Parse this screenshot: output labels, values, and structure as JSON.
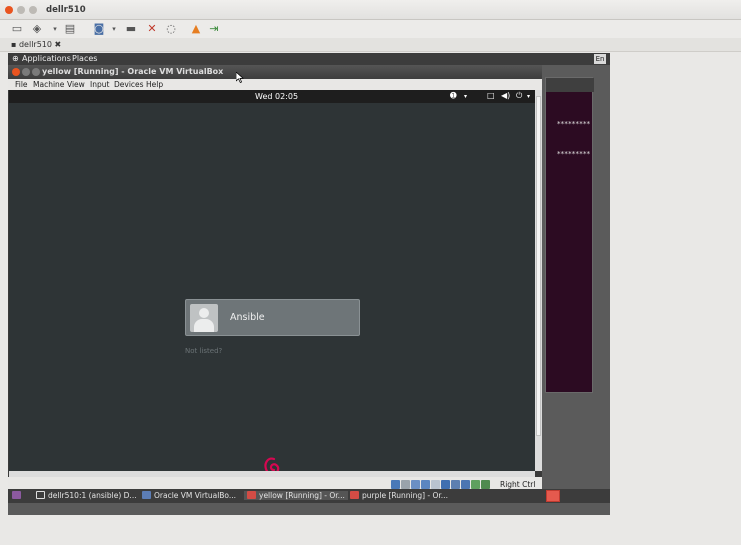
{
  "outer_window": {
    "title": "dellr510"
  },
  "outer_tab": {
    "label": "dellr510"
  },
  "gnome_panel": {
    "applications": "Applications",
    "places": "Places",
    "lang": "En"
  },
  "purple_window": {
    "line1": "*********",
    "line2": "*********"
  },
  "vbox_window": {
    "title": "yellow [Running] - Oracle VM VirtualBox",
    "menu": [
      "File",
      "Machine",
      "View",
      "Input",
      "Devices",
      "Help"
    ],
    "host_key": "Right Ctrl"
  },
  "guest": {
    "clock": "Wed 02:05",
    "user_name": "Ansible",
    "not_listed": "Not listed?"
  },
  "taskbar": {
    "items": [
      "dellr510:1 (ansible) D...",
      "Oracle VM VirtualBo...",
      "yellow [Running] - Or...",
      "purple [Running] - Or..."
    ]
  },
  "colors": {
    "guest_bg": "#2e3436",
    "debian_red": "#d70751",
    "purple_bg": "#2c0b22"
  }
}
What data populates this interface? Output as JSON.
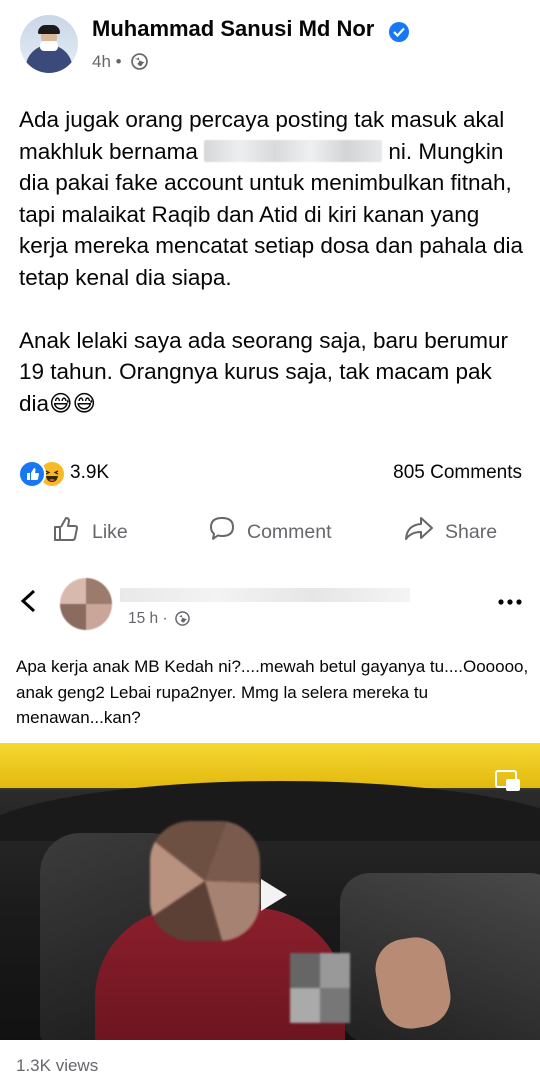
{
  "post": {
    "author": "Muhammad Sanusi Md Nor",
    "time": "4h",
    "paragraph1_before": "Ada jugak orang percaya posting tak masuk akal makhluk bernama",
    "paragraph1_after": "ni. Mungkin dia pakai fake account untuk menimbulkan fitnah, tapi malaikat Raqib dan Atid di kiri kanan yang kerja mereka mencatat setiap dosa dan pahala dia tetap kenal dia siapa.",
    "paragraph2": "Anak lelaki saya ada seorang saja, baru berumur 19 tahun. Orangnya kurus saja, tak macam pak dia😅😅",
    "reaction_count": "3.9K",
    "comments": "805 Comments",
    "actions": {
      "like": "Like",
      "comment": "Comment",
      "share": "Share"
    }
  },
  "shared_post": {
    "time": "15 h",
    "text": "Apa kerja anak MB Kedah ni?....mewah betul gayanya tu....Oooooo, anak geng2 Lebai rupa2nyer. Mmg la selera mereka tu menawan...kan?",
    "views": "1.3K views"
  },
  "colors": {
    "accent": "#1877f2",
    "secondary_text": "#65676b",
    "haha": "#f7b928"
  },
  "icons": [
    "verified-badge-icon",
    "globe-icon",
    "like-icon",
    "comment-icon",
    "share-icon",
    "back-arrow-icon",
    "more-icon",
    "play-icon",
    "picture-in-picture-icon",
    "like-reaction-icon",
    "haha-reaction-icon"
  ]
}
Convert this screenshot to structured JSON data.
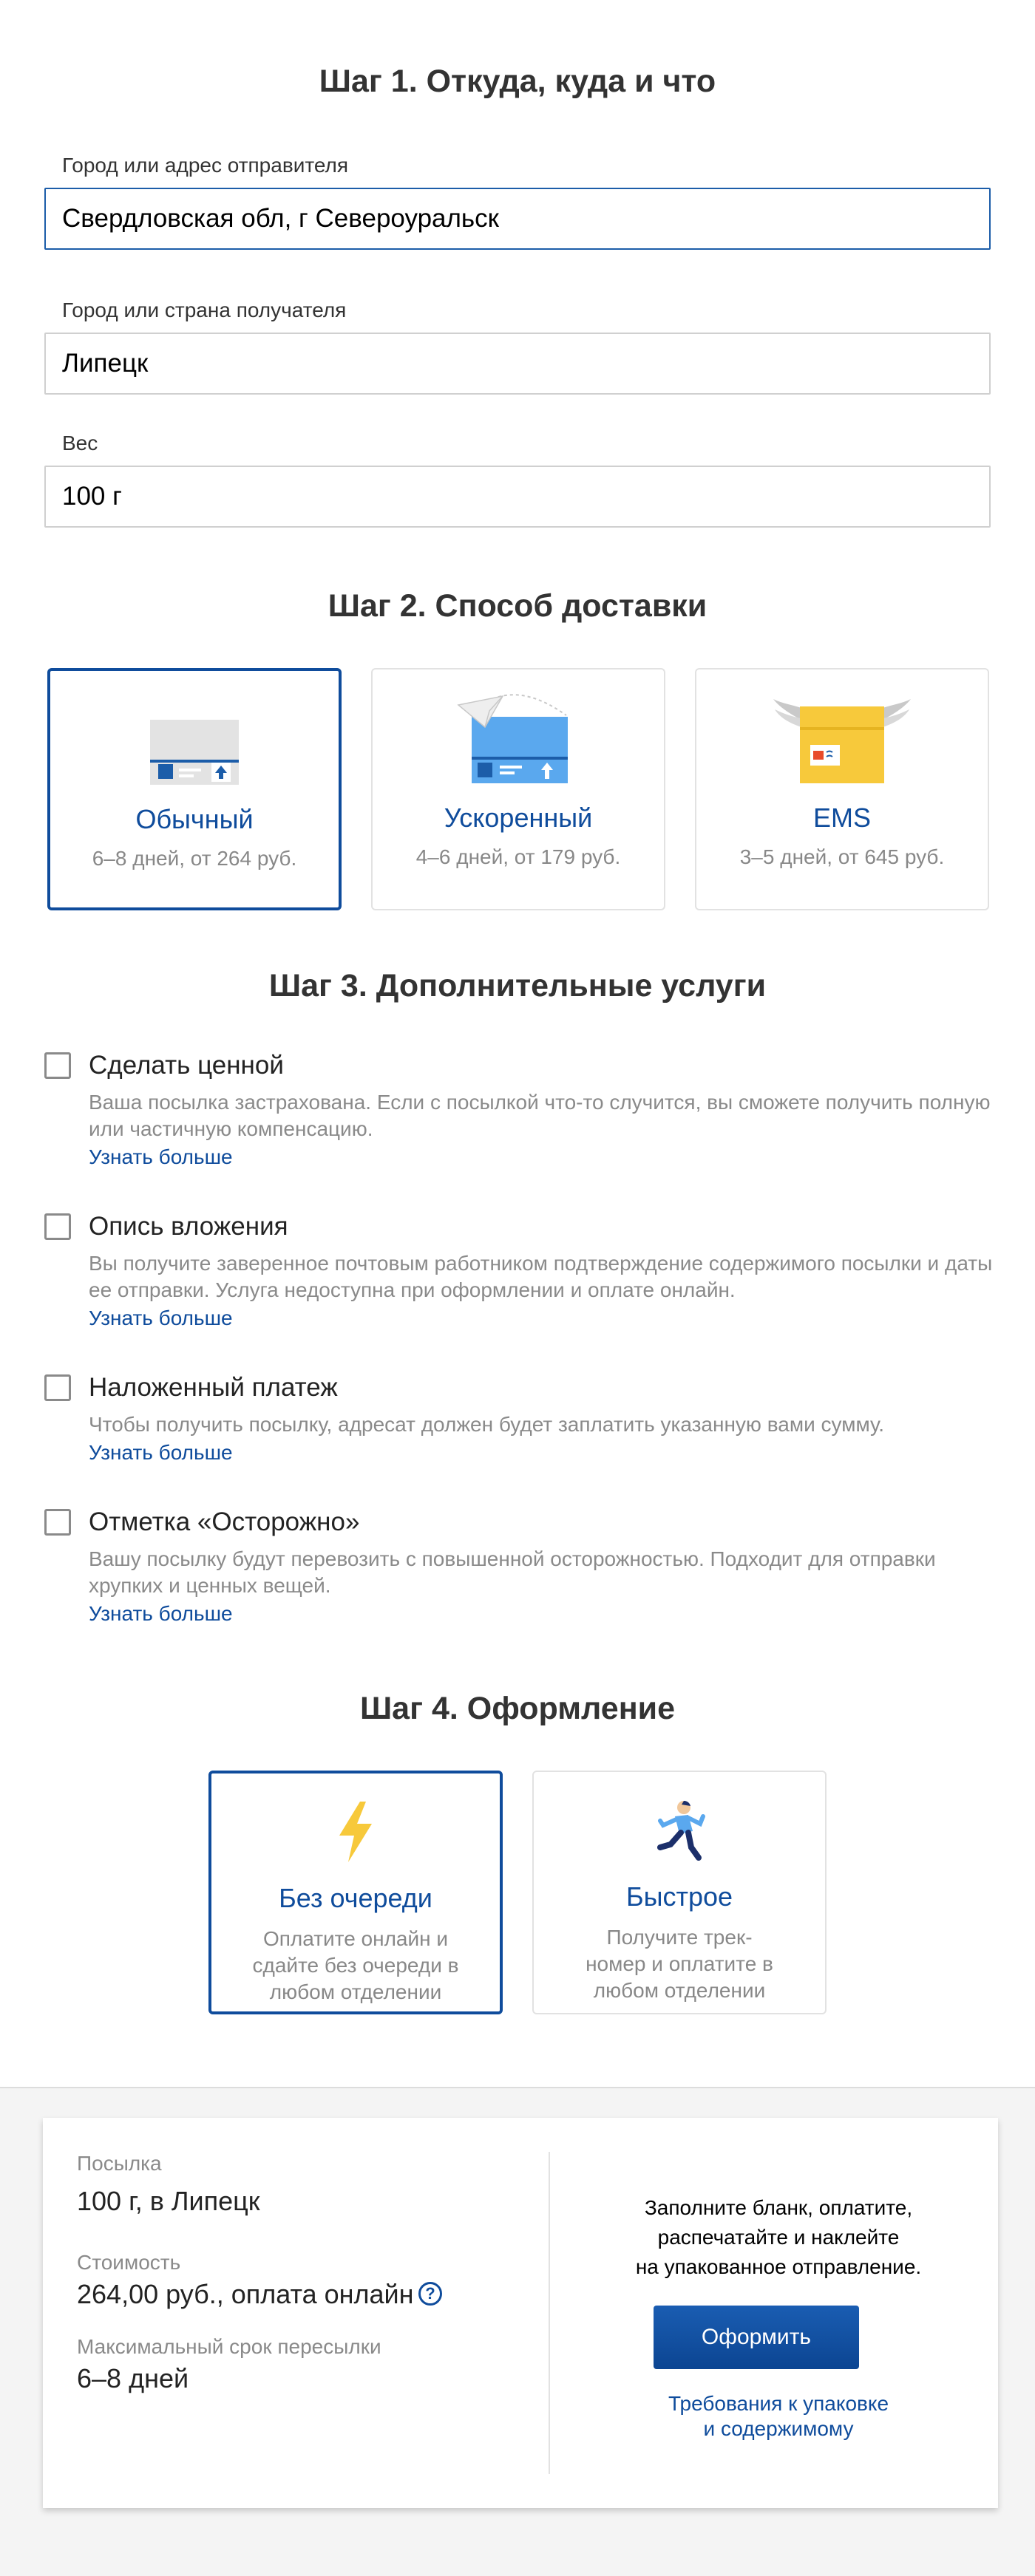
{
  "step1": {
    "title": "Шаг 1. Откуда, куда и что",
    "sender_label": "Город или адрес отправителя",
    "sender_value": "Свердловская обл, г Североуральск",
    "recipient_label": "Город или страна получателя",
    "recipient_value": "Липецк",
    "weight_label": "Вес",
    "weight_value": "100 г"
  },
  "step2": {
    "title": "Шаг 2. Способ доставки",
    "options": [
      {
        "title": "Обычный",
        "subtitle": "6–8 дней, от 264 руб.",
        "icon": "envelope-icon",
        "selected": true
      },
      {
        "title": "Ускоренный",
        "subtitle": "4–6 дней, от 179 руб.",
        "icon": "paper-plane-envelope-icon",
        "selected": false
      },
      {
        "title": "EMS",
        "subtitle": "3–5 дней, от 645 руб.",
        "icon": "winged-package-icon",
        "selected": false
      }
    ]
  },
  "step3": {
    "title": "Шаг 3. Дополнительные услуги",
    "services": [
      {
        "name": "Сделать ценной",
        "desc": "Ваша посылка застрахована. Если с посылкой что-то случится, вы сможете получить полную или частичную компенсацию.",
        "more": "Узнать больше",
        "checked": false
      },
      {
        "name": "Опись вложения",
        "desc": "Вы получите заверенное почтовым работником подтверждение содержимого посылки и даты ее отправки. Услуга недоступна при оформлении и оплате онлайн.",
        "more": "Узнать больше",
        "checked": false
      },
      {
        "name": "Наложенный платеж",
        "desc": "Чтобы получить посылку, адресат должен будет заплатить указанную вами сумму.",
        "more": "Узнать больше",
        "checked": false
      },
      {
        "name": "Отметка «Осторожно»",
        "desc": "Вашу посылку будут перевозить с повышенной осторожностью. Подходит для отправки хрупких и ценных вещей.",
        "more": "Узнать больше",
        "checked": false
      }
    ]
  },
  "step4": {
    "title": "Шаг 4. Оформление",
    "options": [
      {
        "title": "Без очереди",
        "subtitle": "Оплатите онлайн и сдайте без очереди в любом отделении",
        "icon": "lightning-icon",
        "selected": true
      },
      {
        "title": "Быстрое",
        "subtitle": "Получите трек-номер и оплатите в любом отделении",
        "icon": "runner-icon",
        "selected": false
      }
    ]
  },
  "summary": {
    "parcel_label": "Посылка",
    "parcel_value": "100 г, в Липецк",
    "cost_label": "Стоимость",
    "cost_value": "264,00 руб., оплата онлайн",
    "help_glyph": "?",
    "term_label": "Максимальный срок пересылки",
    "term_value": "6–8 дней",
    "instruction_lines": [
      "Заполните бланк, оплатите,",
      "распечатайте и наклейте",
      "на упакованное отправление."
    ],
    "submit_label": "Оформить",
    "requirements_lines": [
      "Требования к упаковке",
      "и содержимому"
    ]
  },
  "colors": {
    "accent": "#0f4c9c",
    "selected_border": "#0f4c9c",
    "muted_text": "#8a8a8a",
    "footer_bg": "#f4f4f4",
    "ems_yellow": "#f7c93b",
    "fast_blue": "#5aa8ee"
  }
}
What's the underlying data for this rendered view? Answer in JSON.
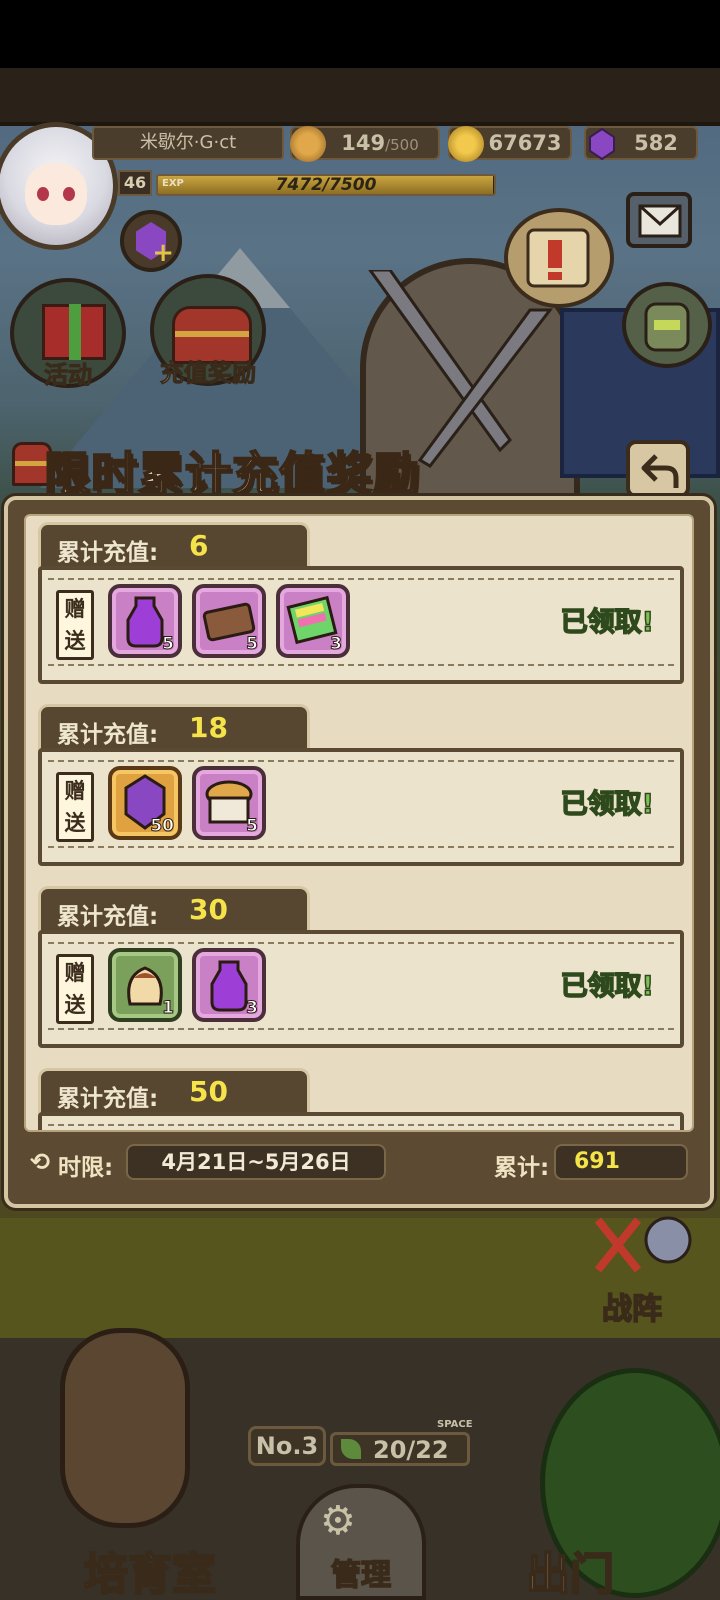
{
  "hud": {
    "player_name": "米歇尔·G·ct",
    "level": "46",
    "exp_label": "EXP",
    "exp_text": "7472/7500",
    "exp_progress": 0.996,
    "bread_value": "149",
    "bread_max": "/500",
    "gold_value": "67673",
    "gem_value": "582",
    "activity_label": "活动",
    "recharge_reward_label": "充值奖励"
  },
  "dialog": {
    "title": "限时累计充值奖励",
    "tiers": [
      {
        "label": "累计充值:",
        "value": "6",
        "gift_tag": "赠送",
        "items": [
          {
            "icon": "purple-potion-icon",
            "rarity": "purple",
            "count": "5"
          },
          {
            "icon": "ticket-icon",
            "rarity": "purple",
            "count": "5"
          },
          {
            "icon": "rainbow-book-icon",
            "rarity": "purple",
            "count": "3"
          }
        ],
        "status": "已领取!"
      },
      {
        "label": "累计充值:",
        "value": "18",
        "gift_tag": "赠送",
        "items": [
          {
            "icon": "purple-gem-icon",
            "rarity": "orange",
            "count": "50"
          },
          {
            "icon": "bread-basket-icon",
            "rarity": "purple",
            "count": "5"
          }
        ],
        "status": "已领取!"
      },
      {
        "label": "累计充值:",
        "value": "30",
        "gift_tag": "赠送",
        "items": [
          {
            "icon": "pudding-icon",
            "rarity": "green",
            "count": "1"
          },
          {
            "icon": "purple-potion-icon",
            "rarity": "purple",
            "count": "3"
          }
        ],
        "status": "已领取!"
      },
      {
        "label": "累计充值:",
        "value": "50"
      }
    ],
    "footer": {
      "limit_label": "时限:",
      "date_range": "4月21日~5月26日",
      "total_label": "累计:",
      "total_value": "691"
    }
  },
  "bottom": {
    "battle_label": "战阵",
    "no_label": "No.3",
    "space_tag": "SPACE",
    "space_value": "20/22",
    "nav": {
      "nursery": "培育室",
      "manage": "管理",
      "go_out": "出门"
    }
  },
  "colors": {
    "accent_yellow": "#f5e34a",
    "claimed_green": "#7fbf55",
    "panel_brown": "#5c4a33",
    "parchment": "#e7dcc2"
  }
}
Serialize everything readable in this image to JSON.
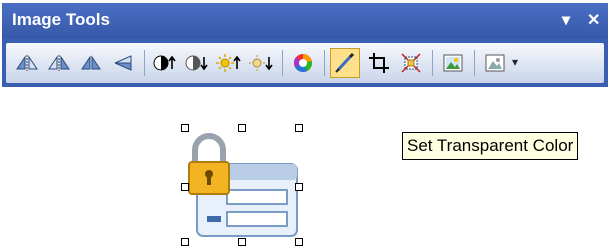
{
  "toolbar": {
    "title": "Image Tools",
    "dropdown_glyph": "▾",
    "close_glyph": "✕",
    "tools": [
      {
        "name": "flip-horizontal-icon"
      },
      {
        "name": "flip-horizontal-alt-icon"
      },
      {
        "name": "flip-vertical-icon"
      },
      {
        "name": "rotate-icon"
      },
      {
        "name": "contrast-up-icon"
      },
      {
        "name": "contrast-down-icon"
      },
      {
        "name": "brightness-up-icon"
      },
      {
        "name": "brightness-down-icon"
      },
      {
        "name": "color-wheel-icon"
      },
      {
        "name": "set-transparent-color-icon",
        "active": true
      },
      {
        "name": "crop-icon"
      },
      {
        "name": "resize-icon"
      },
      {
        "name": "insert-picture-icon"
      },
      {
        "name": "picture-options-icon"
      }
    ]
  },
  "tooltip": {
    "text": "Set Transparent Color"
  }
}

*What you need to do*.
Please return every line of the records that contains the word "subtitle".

*Answer space*.
        "subtitle": "6–8 дней, от 264 руб.",
        "subtitle": "4–6 дней, от 179 руб.",
        "subtitle": "3–5 дней, от 645 руб.",
        "subtitle": "Оплатите онлайн и сдайте без очереди в любом отделении",
        "subtitle": "Получите трек-номер и оплатите в любом отделении",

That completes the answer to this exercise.